[Extracted data entries]
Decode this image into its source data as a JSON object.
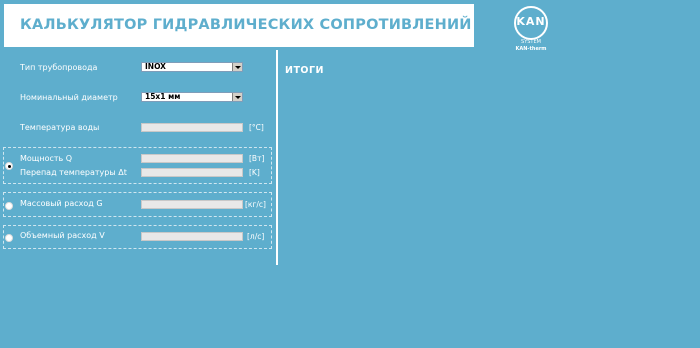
{
  "header": {
    "title": "КАЛЬКУЛЯТОР ГИДРАВЛИЧЕСКИХ СОПРОТИВЛЕНИЙ"
  },
  "logo": {
    "brand": "KAN",
    "system": "SYSTEM",
    "product": "KAN-therm"
  },
  "form": {
    "pipe_type": {
      "label": "Тип трубопровода",
      "value": "INOX"
    },
    "diameter": {
      "label": "Номинальный диаметр",
      "value": "15x1 мм"
    },
    "water_temp": {
      "label": "Температура воды",
      "unit": "[°C]"
    },
    "power": {
      "label": "Мощность Q",
      "unit": "[Вт]",
      "selected": true
    },
    "temp_diff": {
      "label": "Перепад температуры Δt",
      "unit": "[K]"
    },
    "mass_flow": {
      "label": "Массовый расход G",
      "unit": "[кг/с]",
      "selected": false
    },
    "volume_flow": {
      "label": "Объемный расход V",
      "unit": "[л/с]",
      "selected": false
    }
  },
  "results": {
    "title": "ИТОГИ"
  },
  "colors": {
    "background": "#5eaecd",
    "panel": "#ffffff",
    "accent": "#5eaecd"
  }
}
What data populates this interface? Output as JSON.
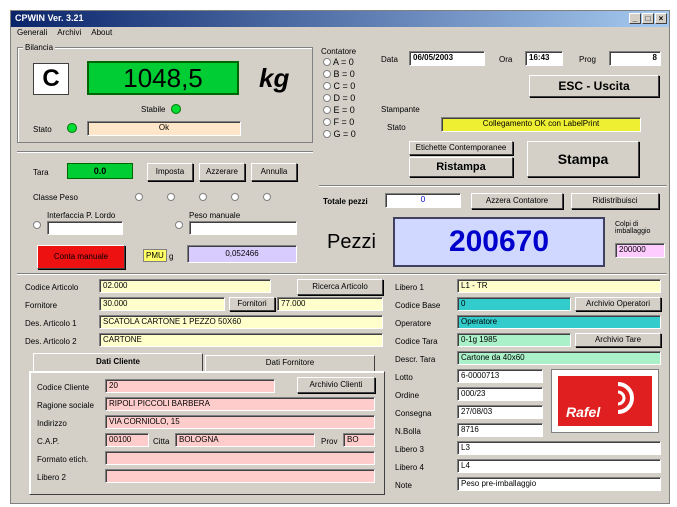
{
  "window": {
    "title": "CPWIN Ver. 3.21"
  },
  "menu": [
    "Generali",
    "Archivi",
    "About"
  ],
  "weight": {
    "group_label": "Bilancia",
    "scale_letter": "C",
    "value": "1048,5",
    "unit": "kg",
    "stable_label": "Stabile",
    "state_label": "Stato",
    "state_value": "Ok"
  },
  "tare": {
    "label": "Tara",
    "value": "0.0",
    "buttons": [
      "Imposta",
      "Azzerare",
      "Annulla"
    ]
  },
  "weigh_class": {
    "label": "Classe Peso"
  },
  "qty": {
    "gross_label": "Interfaccia P. Lordo",
    "manual_label": "Peso manuale",
    "red_button": "Conta manuale",
    "unit_weight_label": "PMU",
    "unit_weight_value": "0,052466",
    "unit_weight_tag": "g"
  },
  "contatore": {
    "label": "Contatore",
    "items": [
      "A = 0",
      "B = 0",
      "C = 0",
      "D = 0",
      "E = 0",
      "F = 0",
      "G = 0"
    ]
  },
  "header": {
    "date_label": "Data",
    "date_value": "06/05/2003",
    "time_label": "Ora",
    "time_value": "16:43",
    "prog_label": "Prog",
    "prog_value": "8",
    "exit_button": "ESC - Uscita"
  },
  "print": {
    "group_label": "Stampante",
    "status_label": "Stato",
    "status_value": "Collegamento OK con LabelPrint",
    "labels_button": "Etichette Contemporanee",
    "reprint_button": "Ristampa",
    "print_button": "Stampa"
  },
  "totals": {
    "label": "Totale pezzi",
    "value": "0",
    "reset_button": "Azzera Contatore",
    "count_button": "Ridistribuisci"
  },
  "pieces": {
    "label": "Pezzi",
    "value": "200670",
    "packs_label": "Colpi di imballaggio",
    "packs_value": "200000"
  },
  "articolo": {
    "rows": [
      {
        "label": "Codice Articolo",
        "value": "02.000"
      },
      {
        "label": "Fornitore",
        "value": "30.000",
        "button": "Fornitori",
        "extra": "77.000"
      },
      {
        "label": "Des. Articolo 1",
        "value": "SCATOLA CARTONE 1 PEZZO 50X60"
      },
      {
        "label": "Des. Articolo 2",
        "value": "CARTONE"
      }
    ],
    "search_button": "Ricerca Articolo"
  },
  "tabs": [
    "Dati Cliente",
    "Dati Fornitore"
  ],
  "cliente": {
    "rows": [
      {
        "label": "Codice Cliente",
        "value": "20",
        "button": "Archivio Clienti"
      },
      {
        "label": "Ragione sociale",
        "value": "RIPOLI PICCOLI BARBERA"
      },
      {
        "label": "Indirizzo",
        "value": "VIA CORNIOLO, 15"
      },
      {
        "label": "C.A.P.",
        "value": "00100",
        "city_label": "Citta",
        "city_value": "BOLOGNA",
        "prov_label": "Prov",
        "prov_value": "BO"
      },
      {
        "label": "Formato etich.",
        "value": ""
      },
      {
        "label": "Libero 2",
        "value": ""
      }
    ]
  },
  "right_panel": {
    "rows": [
      {
        "label": "Libero 1",
        "value": "L1 - TR"
      },
      {
        "label": "Codice Base",
        "value": "0",
        "button": "Archivio Operatori"
      },
      {
        "label": "Operatore",
        "value": "Operatore"
      },
      {
        "label": "Codice Tara",
        "value": "0-1g 1985",
        "button": "Archivio Tare"
      },
      {
        "label": "Descr. Tara",
        "value": "Cartone da 40x60"
      },
      {
        "label": "Lotto",
        "value": "6-0000713"
      },
      {
        "label": "Ordine",
        "value": "000/23"
      },
      {
        "label": "Consegna",
        "value": "27/08/03"
      },
      {
        "label": "N.Bolla",
        "value": "8716"
      },
      {
        "label": "Libero 3",
        "value": "L3"
      },
      {
        "label": "Libero 4",
        "value": "L4"
      },
      {
        "label": "Note",
        "value": "Peso pre-imballaggio"
      }
    ],
    "logo_text": "Rafel"
  },
  "colors": {
    "weight_bg": "#00cc33",
    "pieces_bg": "#d0d8ff",
    "pieces_fg": "#0000cc",
    "red_button": "#ee1111",
    "status_yellow": "#eeee33"
  }
}
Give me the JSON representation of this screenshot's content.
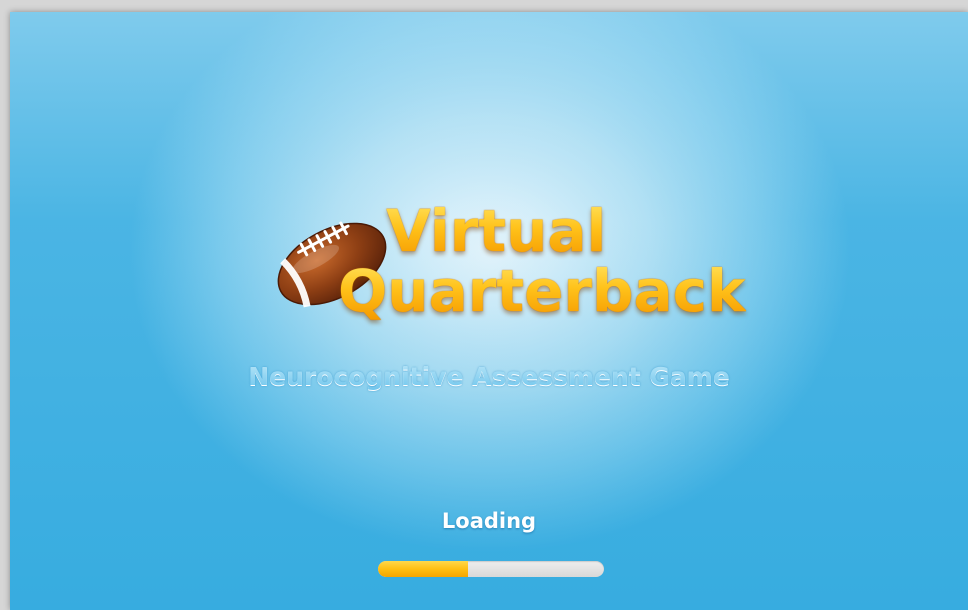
{
  "game": {
    "title_line_1": "Virtual",
    "title_line_2": "Quarterback",
    "subtitle": "Neurocognitive Assessment Game"
  },
  "loading": {
    "label": "Loading",
    "progress_fraction": 0.4
  },
  "icons": {
    "logo_icon": "football-icon"
  },
  "colors": {
    "title_gold": "#ffc21a",
    "subtitle_blue": "#6cc4ec",
    "background_blue": "#3fb0e2",
    "progress_fill": "#ffbf12",
    "progress_track": "#dddddd"
  }
}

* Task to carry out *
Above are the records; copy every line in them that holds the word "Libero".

* Exercise answer *
        "label": "Libero 2",
        "label": "Libero 1",
        "label": "Libero 3",
        "label": "Libero 4",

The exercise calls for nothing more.